**Brief:** Lines with the word "House" in them are the ones to copy from the records.

(Records from a data source)
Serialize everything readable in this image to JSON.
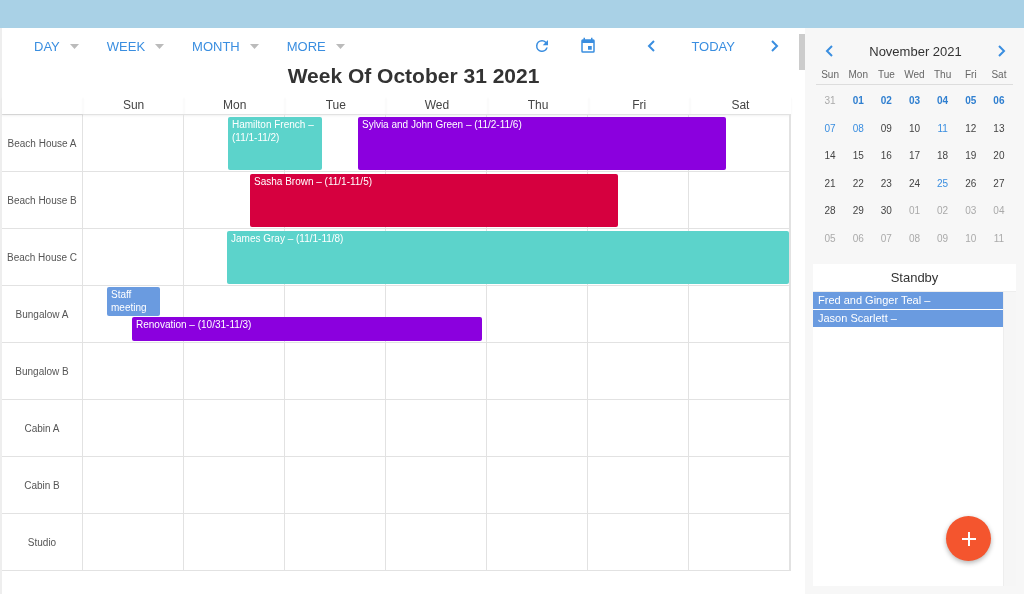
{
  "toolbar": {
    "views": [
      {
        "label": "DAY",
        "selected": false
      },
      {
        "label": "WEEK",
        "selected": false
      },
      {
        "label": "MONTH",
        "selected": false
      },
      {
        "label": "MORE",
        "selected": false
      }
    ],
    "today": "TODAY"
  },
  "title": "Week Of October 31 2021",
  "days": [
    "Sun",
    "Mon",
    "Tue",
    "Wed",
    "Thu",
    "Fri",
    "Sat"
  ],
  "resources": [
    {
      "name": "Beach House A",
      "events": [
        {
          "text": "Hamilton French – (11/1-11/2)",
          "color": "#5cd3cb"
        },
        {
          "text": "Sylvia and John Green – (11/2-11/6)",
          "color": "#8b00de"
        }
      ]
    },
    {
      "name": "Beach House B",
      "events": [
        {
          "text": "Sasha Brown – (11/1-11/5)",
          "color": "#d6003f"
        }
      ]
    },
    {
      "name": "Beach House C",
      "events": [
        {
          "text": "James Gray – (11/1-11/8)",
          "color": "#5cd3cb"
        }
      ]
    },
    {
      "name": "Bungalow A",
      "events": [
        {
          "text": "Staff meeting",
          "color": "#6a9be0"
        },
        {
          "text": "Renovation – (10/31-11/3)",
          "color": "#8b00de"
        }
      ]
    },
    {
      "name": "Bungalow B"
    },
    {
      "name": "Cabin A"
    },
    {
      "name": "Cabin B"
    },
    {
      "name": "Studio"
    }
  ],
  "mini_calendar": {
    "month": "November 2021",
    "weekdays": [
      "Sun",
      "Mon",
      "Tue",
      "Wed",
      "Thu",
      "Fri",
      "Sat"
    ],
    "days": [
      {
        "label": "31",
        "kind": "other"
      },
      {
        "label": "01",
        "kind": "week"
      },
      {
        "label": "02",
        "kind": "week"
      },
      {
        "label": "03",
        "kind": "week"
      },
      {
        "label": "04",
        "kind": "week"
      },
      {
        "label": "05",
        "kind": "week"
      },
      {
        "label": "06",
        "kind": "week"
      },
      {
        "label": "07",
        "kind": "marked"
      },
      {
        "label": "08",
        "kind": "marked"
      },
      {
        "label": "09",
        "kind": "normal"
      },
      {
        "label": "10",
        "kind": "normal"
      },
      {
        "label": "11",
        "kind": "marked"
      },
      {
        "label": "12",
        "kind": "normal"
      },
      {
        "label": "13",
        "kind": "normal"
      },
      {
        "label": "14",
        "kind": "normal"
      },
      {
        "label": "15",
        "kind": "normal"
      },
      {
        "label": "16",
        "kind": "normal"
      },
      {
        "label": "17",
        "kind": "normal"
      },
      {
        "label": "18",
        "kind": "normal"
      },
      {
        "label": "19",
        "kind": "normal"
      },
      {
        "label": "20",
        "kind": "normal"
      },
      {
        "label": "21",
        "kind": "normal"
      },
      {
        "label": "22",
        "kind": "normal"
      },
      {
        "label": "23",
        "kind": "normal"
      },
      {
        "label": "24",
        "kind": "normal"
      },
      {
        "label": "25",
        "kind": "marked"
      },
      {
        "label": "26",
        "kind": "normal"
      },
      {
        "label": "27",
        "kind": "normal"
      },
      {
        "label": "28",
        "kind": "normal"
      },
      {
        "label": "29",
        "kind": "normal"
      },
      {
        "label": "30",
        "kind": "normal"
      },
      {
        "label": "01",
        "kind": "other"
      },
      {
        "label": "02",
        "kind": "other"
      },
      {
        "label": "03",
        "kind": "other"
      },
      {
        "label": "04",
        "kind": "other"
      },
      {
        "label": "05",
        "kind": "other"
      },
      {
        "label": "06",
        "kind": "other"
      },
      {
        "label": "07",
        "kind": "other"
      },
      {
        "label": "08",
        "kind": "other"
      },
      {
        "label": "09",
        "kind": "other"
      },
      {
        "label": "10",
        "kind": "other"
      },
      {
        "label": "11",
        "kind": "other"
      }
    ]
  },
  "standby": {
    "title": "Standby",
    "items": [
      {
        "text": "Fred and Ginger Teal –"
      },
      {
        "text": "Jason Scarlett –"
      }
    ]
  }
}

**The completed task:**
      "name": "Beach House A",
      "name": "Beach House B",
      "name": "Beach House C",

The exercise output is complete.